→ Directions:
In the entries below, find each line with the string "icon" and copy it.

[App and web page records]
----------------
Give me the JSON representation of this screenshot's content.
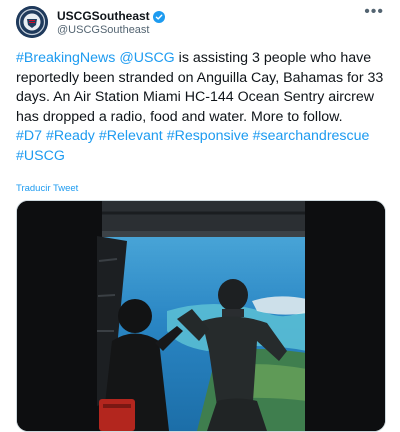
{
  "author": {
    "display_name": "USCGSoutheast",
    "handle": "@USCGSoutheast",
    "avatar_icon": "uscg-seal-icon",
    "verified_icon": "verified-badge-icon",
    "verified_color": "#1d9bf0"
  },
  "menu": {
    "more_label": "•••"
  },
  "tweet": {
    "line1_hashtag": "#BreakingNews",
    "line1_mention": "@USCG",
    "line1_rest": " is assisting 3 people who have reportedly been stranded on Anguilla Cay, Bahamas for 33 days. An Air Station Miami HC-144 Ocean Sentry aircrew has dropped a radio, food and water. More to follow.",
    "hashtags": [
      "#D7",
      "#Ready",
      "#Relevant",
      "#Responsive",
      "#searchandrescue",
      "#USCG"
    ]
  },
  "translate_label": "Traducir Tweet",
  "colors": {
    "link": "#1d9bf0",
    "text": "#0f1419",
    "secondary": "#536471"
  }
}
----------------
→ Task result:
    "avatar_icon": "uscg-seal-icon",
    "verified_icon": "verified-badge-icon",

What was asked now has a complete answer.